MATERIAL SHOWN
--------------------

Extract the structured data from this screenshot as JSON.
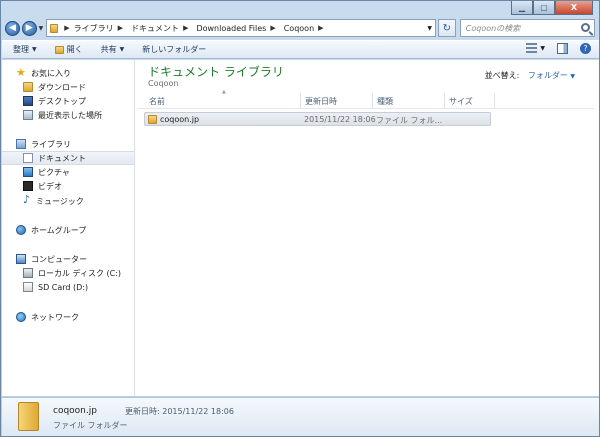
{
  "titlebar": {
    "close_label": "X"
  },
  "address": {
    "crumbs": [
      "ライブラリ",
      "ドキュメント",
      "Downloaded Files",
      "Coqoon"
    ]
  },
  "search": {
    "placeholder": "Coqoonの検索"
  },
  "toolbar": {
    "organize": "整理",
    "open": "開く",
    "share": "共有",
    "new_folder": "新しいフォルダー"
  },
  "sidebar": {
    "favorites": {
      "label": "お気に入り",
      "items": [
        "ダウンロード",
        "デスクトップ",
        "最近表示した場所"
      ]
    },
    "libraries": {
      "label": "ライブラリ",
      "items": [
        "ドキュメント",
        "ピクチャ",
        "ビデオ",
        "ミュージック"
      ]
    },
    "homegroup": {
      "label": "ホームグループ"
    },
    "computer": {
      "label": "コンピューター",
      "items": [
        "ローカル ディスク (C:)",
        "SD Card (D:)"
      ]
    },
    "network": {
      "label": "ネットワーク"
    }
  },
  "content": {
    "title": "ドキュメント ライブラリ",
    "subtitle": "Coqoon",
    "arrange_label": "並べ替え:",
    "arrange_value": "フォルダー",
    "columns": [
      "名前",
      "更新日時",
      "種類",
      "サイズ"
    ],
    "files": [
      {
        "name": "coqoon.jp",
        "modified": "2015/11/22 18:06",
        "type": "ファイル フォル..."
      }
    ]
  },
  "details": {
    "name": "coqoon.jp",
    "modified_label": "更新日時:",
    "modified": "2015/11/22 18:06",
    "type": "ファイル フォルダー"
  }
}
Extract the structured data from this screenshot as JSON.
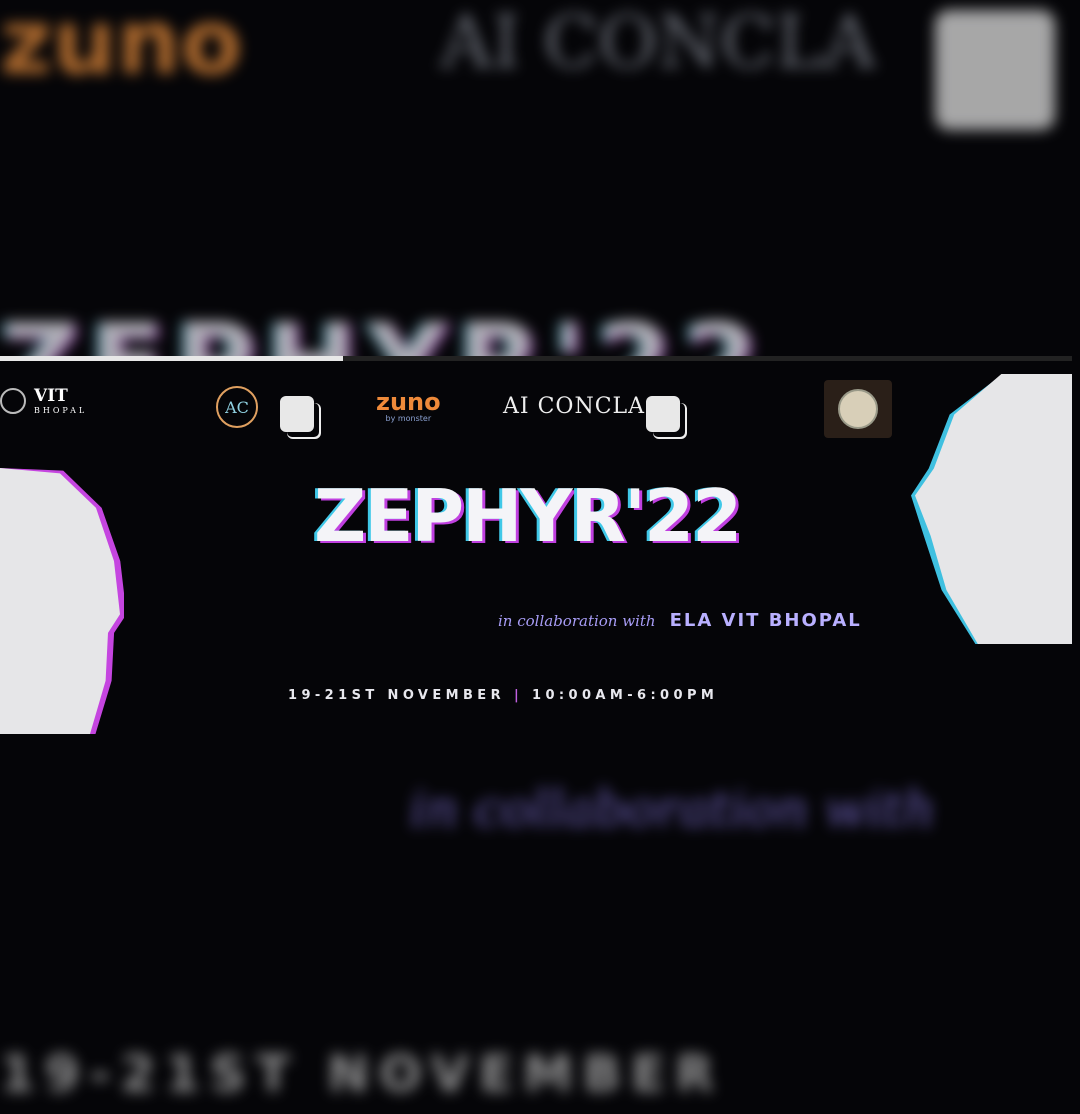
{
  "story_progress_percent": 32,
  "logos": {
    "vit": {
      "name": "VIT",
      "sub": "BHOPAL"
    },
    "alc": "AC",
    "zuno": {
      "name": "zuno",
      "sub": "by monster"
    },
    "ai_conclave": "AI CONCLA"
  },
  "poster": {
    "title": "ZEPHYR'22",
    "collab_script": "in collaboration with",
    "collab_org": "ELA VIT BHOPAL",
    "dates": "19-21ST NOVEMBER",
    "separator": "|",
    "time": "10:00AM-6:00PM"
  },
  "colors": {
    "accent_cyan": "#40c8e8",
    "accent_magenta": "#c040e0",
    "collab_purple": "#b9b0ff",
    "background": "#050508"
  }
}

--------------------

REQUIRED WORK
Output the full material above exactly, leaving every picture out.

COMPLETED TASK
Extract the structured data from this screenshot as JSON.
{
  "titlebar": {
    "close_label": "X"
  },
  "address": {
    "crumbs": [
      "ライブラリ",
      "ドキュメント",
      "Downloaded Files",
      "Coqoon"
    ]
  },
  "search": {
    "placeholder": "Coqoonの検索"
  },
  "toolbar": {
    "organize": "整理",
    "open": "開く",
    "share": "共有",
    "new_folder": "新しいフォルダー"
  },
  "sidebar": {
    "favorites": {
      "label": "お気に入り",
      "items": [
        "ダウンロード",
        "デスクトップ",
        "最近表示した場所"
      ]
    },
    "libraries": {
      "label": "ライブラリ",
      "items": [
        "ドキュメント",
        "ピクチャ",
        "ビデオ",
        "ミュージック"
      ]
    },
    "homegroup": {
      "label": "ホームグループ"
    },
    "computer": {
      "label": "コンピューター",
      "items": [
        "ローカル ディスク (C:)",
        "SD Card (D:)"
      ]
    },
    "network": {
      "label": "ネットワーク"
    }
  },
  "content": {
    "title": "ドキュメント ライブラリ",
    "subtitle": "Coqoon",
    "arrange_label": "並べ替え:",
    "arrange_value": "フォルダー",
    "columns": [
      "名前",
      "更新日時",
      "種類",
      "サイズ"
    ],
    "files": [
      {
        "name": "coqoon.jp",
        "modified": "2015/11/22 18:06",
        "type": "ファイル フォル..."
      }
    ]
  },
  "details": {
    "name": "coqoon.jp",
    "modified_label": "更新日時:",
    "modified": "2015/11/22 18:06",
    "type": "ファイル フォルダー"
  }
}
Extract the structured data from this screenshot as JSON.
{
  "story_progress_percent": 32,
  "logos": {
    "vit": {
      "name": "VIT",
      "sub": "BHOPAL"
    },
    "alc": "AC",
    "zuno": {
      "name": "zuno",
      "sub": "by monster"
    },
    "ai_conclave": "AI CONCLA"
  },
  "poster": {
    "title": "ZEPHYR'22",
    "collab_script": "in collaboration with",
    "collab_org": "ELA VIT BHOPAL",
    "dates": "19-21ST NOVEMBER",
    "separator": "|",
    "time": "10:00AM-6:00PM"
  },
  "colors": {
    "accent_cyan": "#40c8e8",
    "accent_magenta": "#c040e0",
    "collab_purple": "#b9b0ff",
    "background": "#050508"
  }
}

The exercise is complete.